### PROMPT:
Go through the entries and copy every one exactly.

### RECORD SET:

---*---

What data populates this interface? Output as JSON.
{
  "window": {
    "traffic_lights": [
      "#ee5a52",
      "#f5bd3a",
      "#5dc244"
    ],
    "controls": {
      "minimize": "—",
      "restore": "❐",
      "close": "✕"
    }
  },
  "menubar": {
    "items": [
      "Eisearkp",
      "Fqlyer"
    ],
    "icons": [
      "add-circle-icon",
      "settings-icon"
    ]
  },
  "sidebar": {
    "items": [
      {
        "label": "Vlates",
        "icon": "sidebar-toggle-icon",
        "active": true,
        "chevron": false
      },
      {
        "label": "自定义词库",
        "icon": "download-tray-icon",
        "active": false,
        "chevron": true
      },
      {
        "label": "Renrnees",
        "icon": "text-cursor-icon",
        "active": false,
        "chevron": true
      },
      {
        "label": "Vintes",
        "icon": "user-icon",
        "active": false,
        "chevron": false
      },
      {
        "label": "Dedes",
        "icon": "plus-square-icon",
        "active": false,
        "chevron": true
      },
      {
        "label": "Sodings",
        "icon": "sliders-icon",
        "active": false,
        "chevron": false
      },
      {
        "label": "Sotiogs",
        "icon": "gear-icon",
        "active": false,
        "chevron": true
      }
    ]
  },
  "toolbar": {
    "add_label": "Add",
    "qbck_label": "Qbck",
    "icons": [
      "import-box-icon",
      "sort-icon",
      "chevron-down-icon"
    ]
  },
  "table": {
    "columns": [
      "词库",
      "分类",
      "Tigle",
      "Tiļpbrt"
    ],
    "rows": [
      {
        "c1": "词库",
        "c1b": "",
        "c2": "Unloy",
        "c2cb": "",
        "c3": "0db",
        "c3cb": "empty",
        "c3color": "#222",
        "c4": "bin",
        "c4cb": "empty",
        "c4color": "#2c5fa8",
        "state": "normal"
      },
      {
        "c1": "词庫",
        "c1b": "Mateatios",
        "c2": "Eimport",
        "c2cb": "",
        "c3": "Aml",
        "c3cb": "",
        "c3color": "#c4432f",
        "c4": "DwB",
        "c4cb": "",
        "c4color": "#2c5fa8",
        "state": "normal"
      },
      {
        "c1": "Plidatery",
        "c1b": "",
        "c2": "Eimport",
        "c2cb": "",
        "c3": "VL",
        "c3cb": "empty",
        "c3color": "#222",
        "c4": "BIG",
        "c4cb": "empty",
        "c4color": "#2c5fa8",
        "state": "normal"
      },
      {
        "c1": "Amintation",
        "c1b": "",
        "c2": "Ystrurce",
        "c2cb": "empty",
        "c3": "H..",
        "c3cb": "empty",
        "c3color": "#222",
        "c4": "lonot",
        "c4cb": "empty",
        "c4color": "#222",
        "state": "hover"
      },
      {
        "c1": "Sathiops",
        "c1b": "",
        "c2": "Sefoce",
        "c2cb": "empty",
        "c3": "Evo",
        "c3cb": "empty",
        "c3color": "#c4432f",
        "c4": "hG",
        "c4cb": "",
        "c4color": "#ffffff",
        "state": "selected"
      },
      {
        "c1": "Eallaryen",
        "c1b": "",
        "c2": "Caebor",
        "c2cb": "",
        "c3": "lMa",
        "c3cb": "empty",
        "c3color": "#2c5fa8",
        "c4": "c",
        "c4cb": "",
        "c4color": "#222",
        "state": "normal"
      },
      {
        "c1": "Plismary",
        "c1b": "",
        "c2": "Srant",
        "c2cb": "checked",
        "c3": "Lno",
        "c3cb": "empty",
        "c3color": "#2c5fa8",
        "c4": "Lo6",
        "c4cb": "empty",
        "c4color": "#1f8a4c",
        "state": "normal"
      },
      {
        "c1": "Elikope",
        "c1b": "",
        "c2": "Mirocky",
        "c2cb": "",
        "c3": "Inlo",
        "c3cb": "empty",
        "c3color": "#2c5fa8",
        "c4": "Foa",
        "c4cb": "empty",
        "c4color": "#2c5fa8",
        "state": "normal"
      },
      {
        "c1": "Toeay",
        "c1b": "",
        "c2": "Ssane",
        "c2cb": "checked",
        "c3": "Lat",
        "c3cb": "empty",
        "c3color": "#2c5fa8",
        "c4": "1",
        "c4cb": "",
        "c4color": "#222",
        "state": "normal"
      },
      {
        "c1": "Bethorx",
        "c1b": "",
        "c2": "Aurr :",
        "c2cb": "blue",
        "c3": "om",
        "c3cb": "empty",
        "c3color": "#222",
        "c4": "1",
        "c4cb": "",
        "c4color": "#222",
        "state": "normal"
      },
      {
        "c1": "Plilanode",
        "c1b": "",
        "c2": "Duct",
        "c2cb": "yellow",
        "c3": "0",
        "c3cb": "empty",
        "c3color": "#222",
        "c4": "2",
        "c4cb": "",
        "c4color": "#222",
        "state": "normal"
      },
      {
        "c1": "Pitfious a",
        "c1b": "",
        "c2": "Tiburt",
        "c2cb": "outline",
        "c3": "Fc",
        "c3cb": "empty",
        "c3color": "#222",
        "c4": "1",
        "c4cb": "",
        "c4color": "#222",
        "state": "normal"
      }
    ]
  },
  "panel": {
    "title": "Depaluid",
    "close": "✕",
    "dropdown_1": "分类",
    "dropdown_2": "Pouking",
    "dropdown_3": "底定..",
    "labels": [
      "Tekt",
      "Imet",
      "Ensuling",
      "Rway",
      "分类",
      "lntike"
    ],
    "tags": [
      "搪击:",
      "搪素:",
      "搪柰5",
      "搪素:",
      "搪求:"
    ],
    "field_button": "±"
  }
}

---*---

### WRITTEN RESPONSE:
What data populates this interface? Output as JSON.
{
  "window": {
    "traffic_lights": [
      "#ee5a52",
      "#f5bd3a",
      "#5dc244"
    ],
    "controls": {
      "minimize": "—",
      "restore": "❐",
      "close": "✕"
    }
  },
  "menubar": {
    "items": [
      "Eisearkp",
      "Fqlyer"
    ],
    "icons": [
      "add-circle-icon",
      "settings-icon"
    ]
  },
  "sidebar": {
    "items": [
      {
        "label": "Vlates",
        "icon": "sidebar-toggle-icon",
        "active": true,
        "chevron": false
      },
      {
        "label": "自定义词库",
        "icon": "download-tray-icon",
        "active": false,
        "chevron": true
      },
      {
        "label": "Renrnees",
        "icon": "text-cursor-icon",
        "active": false,
        "chevron": true
      },
      {
        "label": "Vintes",
        "icon": "user-icon",
        "active": false,
        "chevron": false
      },
      {
        "label": "Dedes",
        "icon": "plus-square-icon",
        "active": false,
        "chevron": true
      },
      {
        "label": "Sodings",
        "icon": "sliders-icon",
        "active": false,
        "chevron": false
      },
      {
        "label": "Sotiogs",
        "icon": "gear-icon",
        "active": false,
        "chevron": true
      }
    ]
  },
  "toolbar": {
    "add_label": "Add",
    "qbck_label": "Qbck",
    "icons": [
      "import-box-icon",
      "sort-icon",
      "chevron-down-icon"
    ]
  },
  "table": {
    "columns": [
      "词库",
      "分类",
      "Tigle",
      "Tiļpbrt"
    ],
    "rows": [
      {
        "c1": "词库",
        "c1b": "",
        "c2": "Unloy",
        "c2cb": "",
        "c3": "0db",
        "c3cb": "empty",
        "c3color": "#222",
        "c4": "bin",
        "c4cb": "empty",
        "c4color": "#2c5fa8",
        "state": "normal"
      },
      {
        "c1": "词庫",
        "c1b": "Mateatios",
        "c2": "Eimport",
        "c2cb": "",
        "c3": "Aml",
        "c3cb": "",
        "c3color": "#c4432f",
        "c4": "DwB",
        "c4cb": "",
        "c4color": "#2c5fa8",
        "state": "normal"
      },
      {
        "c1": "Plidatery",
        "c1b": "",
        "c2": "Eimport",
        "c2cb": "",
        "c3": "VL",
        "c3cb": "empty",
        "c3color": "#222",
        "c4": "BIG",
        "c4cb": "empty",
        "c4color": "#2c5fa8",
        "state": "normal"
      },
      {
        "c1": "Amintation",
        "c1b": "",
        "c2": "Ystrurce",
        "c2cb": "empty",
        "c3": "H..",
        "c3cb": "empty",
        "c3color": "#222",
        "c4": "lonot",
        "c4cb": "empty",
        "c4color": "#222",
        "state": "hover"
      },
      {
        "c1": "Sathiops",
        "c1b": "",
        "c2": "Sefoce",
        "c2cb": "empty",
        "c3": "Evo",
        "c3cb": "empty",
        "c3color": "#c4432f",
        "c4": "hG",
        "c4cb": "",
        "c4color": "#ffffff",
        "state": "selected"
      },
      {
        "c1": "Eallaryen",
        "c1b": "",
        "c2": "Caebor",
        "c2cb": "",
        "c3": "lMa",
        "c3cb": "empty",
        "c3color": "#2c5fa8",
        "c4": "c",
        "c4cb": "",
        "c4color": "#222",
        "state": "normal"
      },
      {
        "c1": "Plismary",
        "c1b": "",
        "c2": "Srant",
        "c2cb": "checked",
        "c3": "Lno",
        "c3cb": "empty",
        "c3color": "#2c5fa8",
        "c4": "Lo6",
        "c4cb": "empty",
        "c4color": "#1f8a4c",
        "state": "normal"
      },
      {
        "c1": "Elikope",
        "c1b": "",
        "c2": "Mirocky",
        "c2cb": "",
        "c3": "Inlo",
        "c3cb": "empty",
        "c3color": "#2c5fa8",
        "c4": "Foa",
        "c4cb": "empty",
        "c4color": "#2c5fa8",
        "state": "normal"
      },
      {
        "c1": "Toeay",
        "c1b": "",
        "c2": "Ssane",
        "c2cb": "checked",
        "c3": "Lat",
        "c3cb": "empty",
        "c3color": "#2c5fa8",
        "c4": "1",
        "c4cb": "",
        "c4color": "#222",
        "state": "normal"
      },
      {
        "c1": "Bethorx",
        "c1b": "",
        "c2": "Aurr :",
        "c2cb": "blue",
        "c3": "om",
        "c3cb": "empty",
        "c3color": "#222",
        "c4": "1",
        "c4cb": "",
        "c4color": "#222",
        "state": "normal"
      },
      {
        "c1": "Plilanode",
        "c1b": "",
        "c2": "Duct",
        "c2cb": "yellow",
        "c3": "0",
        "c3cb": "empty",
        "c3color": "#222",
        "c4": "2",
        "c4cb": "",
        "c4color": "#222",
        "state": "normal"
      },
      {
        "c1": "Pitfious a",
        "c1b": "",
        "c2": "Tiburt",
        "c2cb": "outline",
        "c3": "Fc",
        "c3cb": "empty",
        "c3color": "#222",
        "c4": "1",
        "c4cb": "",
        "c4color": "#222",
        "state": "normal"
      }
    ]
  },
  "panel": {
    "title": "Depaluid",
    "close": "✕",
    "dropdown_1": "分类",
    "dropdown_2": "Pouking",
    "dropdown_3": "底定..",
    "labels": [
      "Tekt",
      "Imet",
      "Ensuling",
      "Rway",
      "分类",
      "lntike"
    ],
    "tags": [
      "搪击:",
      "搪素:",
      "搪柰5",
      "搪素:",
      "搪求:"
    ],
    "field_button": "±"
  }
}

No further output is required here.